■ **Problem requirements**: Copy, from the entries below, each line in which the string "DJCC" appears.

Page and application data records:
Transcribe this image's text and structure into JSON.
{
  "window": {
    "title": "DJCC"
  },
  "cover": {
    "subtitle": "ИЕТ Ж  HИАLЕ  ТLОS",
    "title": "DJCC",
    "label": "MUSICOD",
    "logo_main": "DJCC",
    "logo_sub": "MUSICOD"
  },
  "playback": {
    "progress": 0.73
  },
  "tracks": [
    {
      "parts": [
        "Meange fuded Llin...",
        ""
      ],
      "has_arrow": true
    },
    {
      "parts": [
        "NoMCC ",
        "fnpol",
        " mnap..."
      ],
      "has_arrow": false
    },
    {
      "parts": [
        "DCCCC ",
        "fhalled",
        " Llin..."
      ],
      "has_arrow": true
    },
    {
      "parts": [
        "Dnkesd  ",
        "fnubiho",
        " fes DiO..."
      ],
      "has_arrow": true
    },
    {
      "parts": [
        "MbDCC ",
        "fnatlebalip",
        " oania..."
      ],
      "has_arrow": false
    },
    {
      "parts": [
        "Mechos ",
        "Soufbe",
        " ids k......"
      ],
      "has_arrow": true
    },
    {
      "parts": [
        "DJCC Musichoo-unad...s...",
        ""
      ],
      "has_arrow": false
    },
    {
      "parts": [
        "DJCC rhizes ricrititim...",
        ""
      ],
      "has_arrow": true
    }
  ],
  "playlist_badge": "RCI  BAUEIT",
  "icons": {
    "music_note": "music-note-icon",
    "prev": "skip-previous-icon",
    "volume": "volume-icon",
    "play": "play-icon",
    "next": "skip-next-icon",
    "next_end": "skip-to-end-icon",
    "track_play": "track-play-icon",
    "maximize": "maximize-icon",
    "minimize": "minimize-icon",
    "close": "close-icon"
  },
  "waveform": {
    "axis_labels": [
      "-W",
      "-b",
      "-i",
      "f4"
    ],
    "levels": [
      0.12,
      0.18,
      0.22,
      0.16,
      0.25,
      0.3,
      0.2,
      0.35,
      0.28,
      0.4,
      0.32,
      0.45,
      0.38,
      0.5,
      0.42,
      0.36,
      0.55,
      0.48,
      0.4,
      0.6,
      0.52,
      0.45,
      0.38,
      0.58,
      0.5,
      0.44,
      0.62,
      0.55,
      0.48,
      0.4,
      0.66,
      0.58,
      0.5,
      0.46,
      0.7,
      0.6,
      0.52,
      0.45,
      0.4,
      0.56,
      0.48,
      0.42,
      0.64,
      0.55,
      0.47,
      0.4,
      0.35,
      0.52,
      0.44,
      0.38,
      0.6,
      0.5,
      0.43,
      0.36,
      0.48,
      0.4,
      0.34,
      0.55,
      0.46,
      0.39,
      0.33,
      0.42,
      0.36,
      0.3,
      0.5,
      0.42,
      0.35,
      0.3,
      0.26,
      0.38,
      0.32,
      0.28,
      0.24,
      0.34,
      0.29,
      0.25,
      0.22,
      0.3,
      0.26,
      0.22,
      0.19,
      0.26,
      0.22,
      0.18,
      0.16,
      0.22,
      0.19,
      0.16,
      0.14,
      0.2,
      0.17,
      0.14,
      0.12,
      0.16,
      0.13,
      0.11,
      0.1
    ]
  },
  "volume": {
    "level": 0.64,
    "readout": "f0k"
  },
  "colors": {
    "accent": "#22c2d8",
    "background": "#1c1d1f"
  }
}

■ **Response to the task**:
    "title": "DJCC"
    "title": "DJCC",
    "logo_main": "DJCC",
        "DJCC Musichoo-unad...s...",
        "DJCC rhizes ricrititim...",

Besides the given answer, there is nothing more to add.